**Task directions**: Please copy out each line of the listing that contains the word "keys".

**Dataset excerpts**:
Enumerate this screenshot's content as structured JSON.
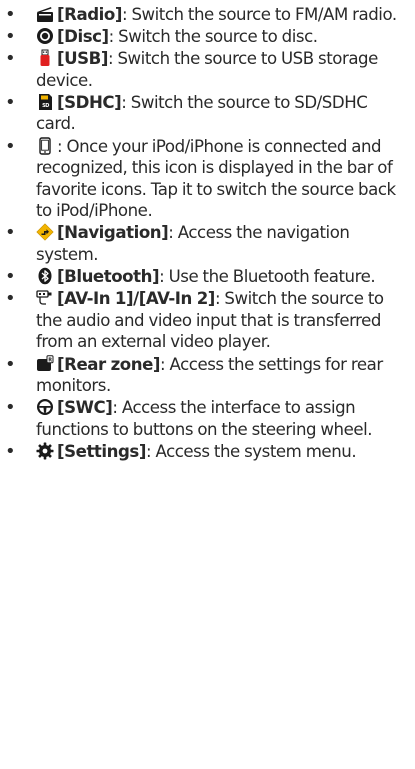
{
  "items": [
    {
      "icon": "radio-icon",
      "label": "[Radio]",
      "text": "Switch the source to FM/AM radio."
    },
    {
      "icon": "disc-icon",
      "label": "[Disc]",
      "text": "Switch the source to disc."
    },
    {
      "icon": "usb-icon",
      "label": "[USB]",
      "text": "Switch the source to USB storage device."
    },
    {
      "icon": "sd-card-icon",
      "label": "[SDHC]",
      "text": "Switch the source to SD/SDHC card."
    },
    {
      "icon": "iphone-icon",
      "label": "",
      "text": "Once your iPod/iPhone is connected and recognized, this icon is displayed in the bar of favorite icons. Tap it to switch the source back to iPod/iPhone."
    },
    {
      "icon": "navigation-icon",
      "label": "[Navigation]",
      "text": "Access the navigation system."
    },
    {
      "icon": "bluetooth-icon",
      "label": "[Bluetooth]",
      "text": "Use the Bluetooth feature."
    },
    {
      "icon": "av-in-icon",
      "label": "[AV-In 1]/[AV-In 2]",
      "text": "Switch the source to the audio and video input that is transferred from an external video player."
    },
    {
      "icon": "rear-zone-icon",
      "label": "[Rear zone]",
      "text": "Access the settings for rear monitors."
    },
    {
      "icon": "steering-wheel-icon",
      "label": "[SWC]",
      "text": "Access the interface to assign functions to buttons on the steering wheel."
    },
    {
      "icon": "settings-gear-icon",
      "label": "[Settings]",
      "text": "Access the system menu."
    }
  ],
  "colors": {
    "navigation_icon": "#f2b400",
    "usb_icon": "#e02020",
    "text": "#2a2a2a"
  }
}
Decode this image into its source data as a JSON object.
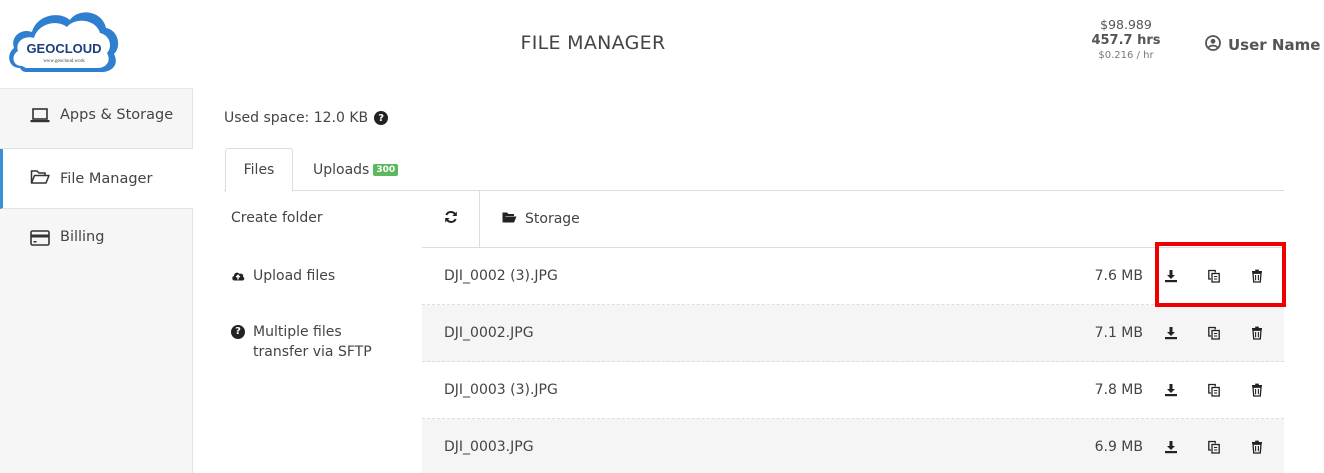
{
  "header": {
    "logo_text": "GEOCLOUD",
    "logo_url_text": "www.geocloud.work",
    "title": "FILE MANAGER",
    "balance": "$98.989",
    "hours": "457.7 hrs",
    "rate": "$0.216 / hr",
    "user_name": "User Name"
  },
  "sidebar": {
    "items": [
      {
        "label": "Apps & Storage",
        "icon": "laptop-icon"
      },
      {
        "label": "File Manager",
        "icon": "folder-open-icon"
      },
      {
        "label": "Billing",
        "icon": "credit-card-icon"
      }
    ]
  },
  "main": {
    "used_space": "Used space: 12.0 KB",
    "tabs": {
      "files": "Files",
      "uploads": "Uploads",
      "uploads_count": "300"
    },
    "actions": {
      "create_folder": "Create folder",
      "upload_files": "Upload files",
      "sftp_line1": "Multiple files",
      "sftp_line2": "transfer via SFTP"
    },
    "breadcrumb": "Storage",
    "files": [
      {
        "name": "DJI_0002 (3).JPG",
        "size": "7.6 MB"
      },
      {
        "name": "DJI_0002.JPG",
        "size": "7.1 MB"
      },
      {
        "name": "DJI_0003 (3).JPG",
        "size": "7.8 MB"
      },
      {
        "name": "DJI_0003.JPG",
        "size": "6.9 MB"
      }
    ]
  },
  "colors": {
    "accent_border": "#3a8fd8",
    "badge_green": "#5cb85c",
    "highlight_red": "#ee0000",
    "logo_blue": "#1b5fa8"
  }
}
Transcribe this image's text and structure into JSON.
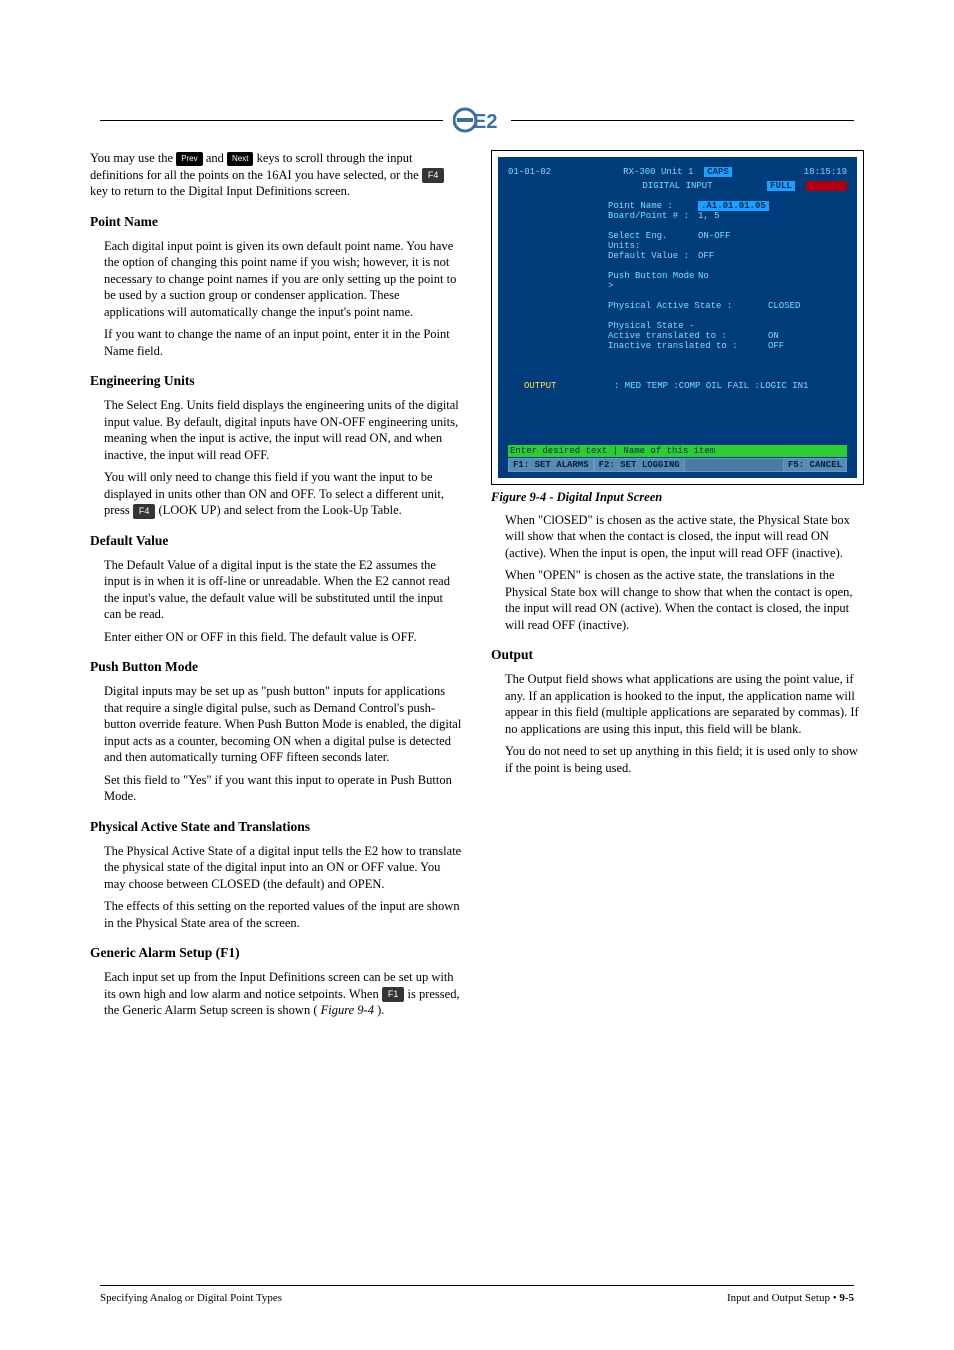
{
  "header": {
    "logo_alt": "E2 logo"
  },
  "keys": {
    "prev": "Prev",
    "next": "Next",
    "f4": "F4",
    "f1": "F1"
  },
  "left": {
    "p1_a": "You may use the ",
    "p1_b": " and ",
    "p1_c": " keys to scroll through the input definitions for all the points on the 16AI you have selected, or the ",
    "p1_d": " key to return to the Digital Input Definitions screen.",
    "h1": "Point Name",
    "p2": "Each digital input point is given its own default point name. You have the option of changing this point name if you wish; however, it is not necessary to change point names if you are only setting up the point to be used by a suction group or condenser application. These applications will automatically change the input's point name.",
    "p3": "If you want to change the name of an input point, enter it in the Point Name field.",
    "h2": "Engineering Units",
    "p4": "The Select Eng. Units field displays the engineering units of the digital input value. By default, digital inputs have ON-OFF engineering units, meaning when the input is active, the input will read ON, and when inactive, the input will read OFF.",
    "p5": "You will only need to change this field if you want the input to be displayed in units other than ON and OFF. To select a different unit, press ",
    "p5b": " (LOOK UP) and select from the Look-Up Table.",
    "h3": "Default Value",
    "p6": "The Default Value of a digital input is the state the E2 assumes the input is in when it is off-line or unreadable. When the E2 cannot read the input's value, the default value will be substituted until the input can be read.",
    "p7": "Enter either ON or OFF in this field. The default value is OFF.",
    "h4": "Push Button Mode",
    "p8": "Digital inputs may be set up as \"push button\" inputs for applications that require a single digital pulse, such as Demand Control's push-button override feature. When Push Button Mode is enabled, the digital input acts as a counter, becoming ON when a digital pulse is detected and then automatically turning OFF fifteen seconds later.",
    "p9": "Set this field to \"Yes\" if you want this input to operate in Push Button Mode.",
    "h5": "Physical Active State and Translations",
    "p10": "The Physical Active State of a digital input tells the E2 how to translate the physical state of the digital input into an ON or OFF value. You may choose between CLOSED (the default) and OPEN.",
    "p11": "The effects of this setting on the reported values of the input are shown in the Physical State area of the screen.",
    "h6": "Generic Alarm Setup (F1)",
    "p12": "Each input set up from the Input Definitions screen can be set up with its own high and low alarm and notice setpoints. When ",
    "p12b": " is pressed, the Generic Alarm Setup screen is shown (",
    "p12c": ")."
  },
  "figref": {
    "caption_num": "Figure 9-4",
    "caption_text": " - Digital Input Screen"
  },
  "term": {
    "date": "01-01-02",
    "unit": "RX-300 Unit 1",
    "caps": "CAPS",
    "time": "18:15:19",
    "title": "DIGITAL INPUT",
    "full": "FULL",
    "rows": [
      {
        "lab": "Point Name        :",
        "val": ".A1.01.01.05",
        "hl": true
      },
      {
        "lab": "Board/Point #     :",
        "val": "  1,  5"
      }
    ],
    "rows2": [
      {
        "lab": "Select Eng. Units:",
        "val": "ON-OFF"
      },
      {
        "lab": "Default Value    :",
        "val": "    OFF"
      }
    ],
    "rows3": [
      {
        "lab": "Push Button Mode >",
        "val": "  No"
      }
    ],
    "rows4": [
      {
        "lab": "Physical Active State    :",
        "val": "   CLOSED"
      }
    ],
    "phys_hdr": "Physical State -",
    "rows5": [
      {
        "lab": "  Active translated to   :",
        "val": "       ON"
      },
      {
        "lab": "  Inactive translated to :",
        "val": "      OFF"
      }
    ],
    "output_lab": "OUTPUT",
    "output_val": ": MED TEMP :COMP OIL FAIL :LOGIC IN1",
    "hint": "Enter desired text   | Name of this item",
    "fk1": "F1: SET ALARMS",
    "fk2": "F2: SET LOGGING",
    "fk5": "F5: CANCEL"
  },
  "right": {
    "p1_a": "When \"ClOSED\" is chosen as the active state, the Physical State box will show that when the contact is closed, the input will read ON (active). When the input is open, the input will read OFF (inactive).",
    "p1_b": "When \"OPEN\" is chosen as the active state, the translations in the Physical State box will change to show that when the contact is open, the input will read ON (active). When the contact is closed, the input will read OFF (inactive).",
    "h1": "Output",
    "p2": "The Output field shows what applications are using the point value, if any. If an application is hooked to the input, the application name will appear in this field (multiple applications are separated by commas). If no applications are using this input, this field will be blank.",
    "p3": "You do not need to set up anything in this field; it is used only to show if the point is being used."
  },
  "footer": {
    "left": "Specifying Analog or Digital Point Types",
    "right_a": "Input and Output Setup  • ",
    "right_b": "9-5"
  }
}
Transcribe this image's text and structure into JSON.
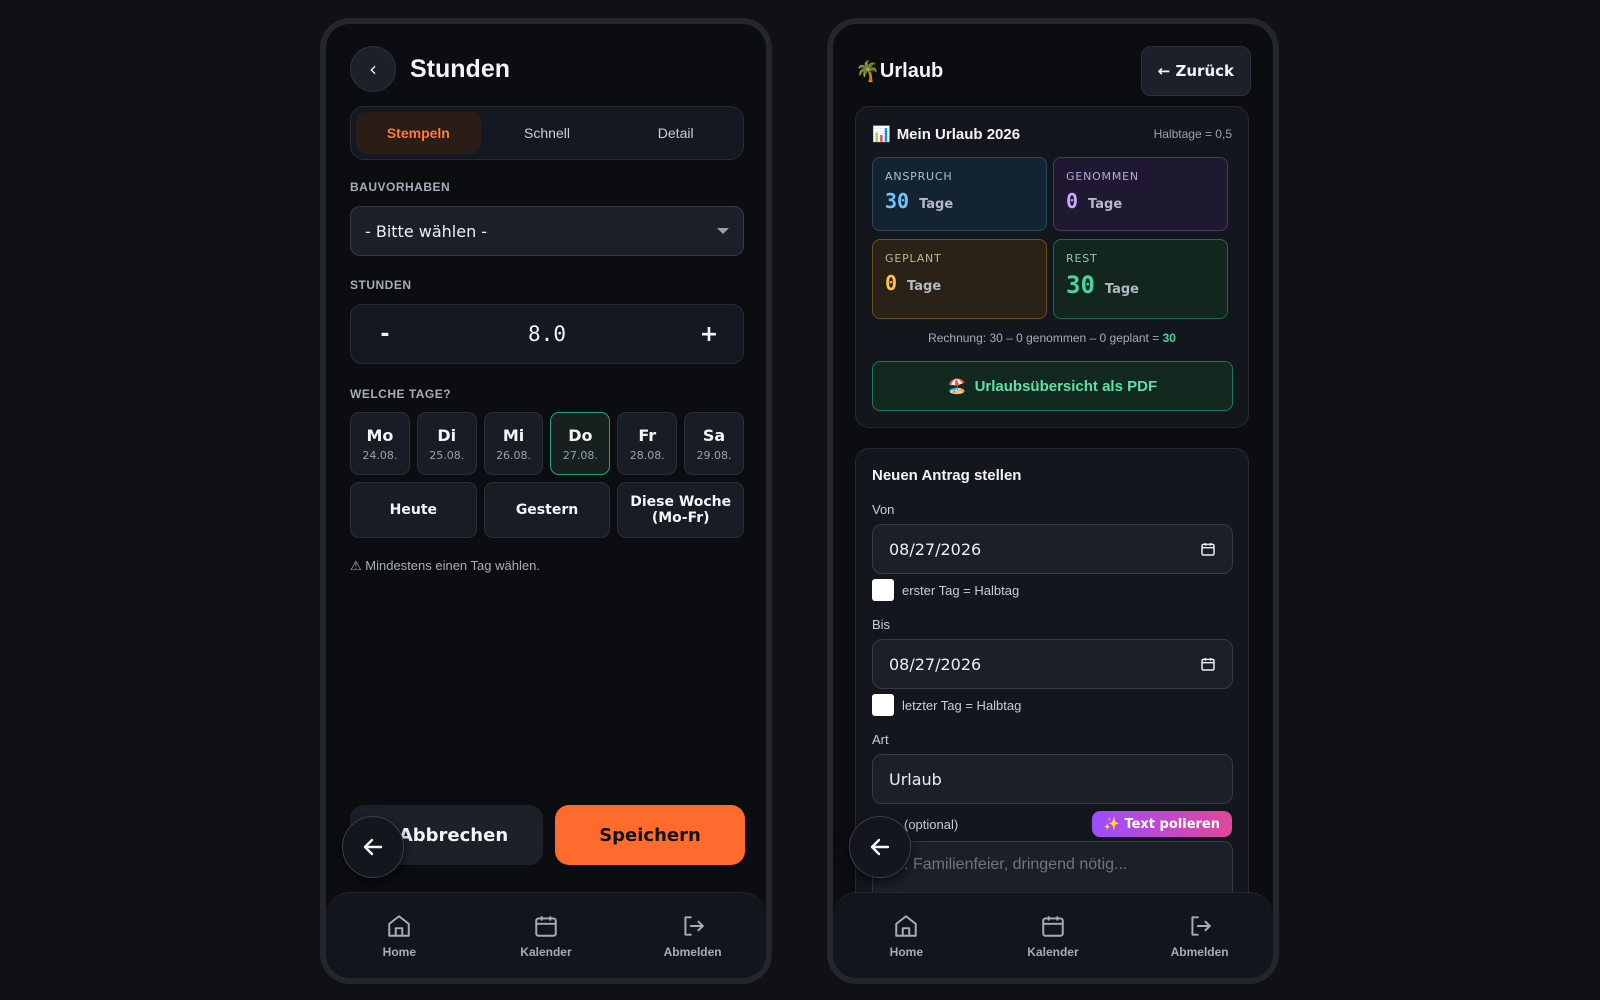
{
  "left": {
    "title": "Stunden",
    "tabs": [
      {
        "label": "Stempeln"
      },
      {
        "label": "Schnell"
      },
      {
        "label": "Detail"
      }
    ],
    "project_label": "BAUVORHABEN",
    "project_value": "- Bitte wählen -",
    "hours_label": "STUNDEN",
    "hours_minus": "-",
    "hours_value": "8.0",
    "hours_plus": "+",
    "days_label": "WELCHE TAGE?",
    "days": [
      {
        "name": "Mo",
        "date": "24.08."
      },
      {
        "name": "Di",
        "date": "25.08."
      },
      {
        "name": "Mi",
        "date": "26.08."
      },
      {
        "name": "Do",
        "date": "27.08."
      },
      {
        "name": "Fr",
        "date": "28.08."
      },
      {
        "name": "Sa",
        "date": "29.08."
      }
    ],
    "quick": [
      "Heute",
      "Gestern",
      "Diese Woche (Mo-Fr)"
    ],
    "warning": "⚠ Mindestens einen Tag wählen.",
    "cancel_label": "Abbrechen",
    "save_label": "Speichern"
  },
  "right": {
    "title_icon": "🌴",
    "title": "Urlaub",
    "back_label": "← Zurück",
    "summary": {
      "icon": "📊",
      "title": "Mein Urlaub 2026",
      "note": "Halbtage = 0,5",
      "anspruch": {
        "label": "ANSPRUCH",
        "value": "30",
        "unit": "Tage"
      },
      "genommen": {
        "label": "GENOMMEN",
        "value": "0",
        "unit": "Tage"
      },
      "geplant": {
        "label": "GEPLANT",
        "value": "0",
        "unit": "Tage"
      },
      "rest": {
        "label": "REST",
        "value": "30",
        "unit": "Tage"
      },
      "calc_text": "Rechnung: 30 – 0 genommen – 0 geplant =",
      "calc_result": "30",
      "pdf_icon": "🏖️",
      "pdf_label": "Urlaubsübersicht als PDF"
    },
    "request": {
      "title": "Neuen Antrag stellen",
      "from_label": "Von",
      "from_value": "08/27/2026",
      "first_half_label": "erster Tag = Halbtag",
      "to_label": "Bis",
      "to_value": "08/27/2026",
      "last_half_label": "letzter Tag = Halbtag",
      "type_label": "Art",
      "type_value": "Urlaub",
      "reason_label": "(optional)",
      "polish_label": "✨ Text polieren",
      "reason_placeholder": ".B. Familienfeier, dringend nötig..."
    }
  },
  "nav": [
    {
      "label": "Home",
      "icon": "home-icon"
    },
    {
      "label": "Kalender",
      "icon": "calendar-icon"
    },
    {
      "label": "Abmelden",
      "icon": "logout-icon"
    }
  ],
  "colors": {
    "accent": "#ff6b2c",
    "success": "#4ad49b",
    "background": "#0b0d11"
  }
}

**Exercise answer**:
  "keys": {
    "p1_c": " keys to scroll through the input definitions for all the points on the 16AI you have selected, or the ",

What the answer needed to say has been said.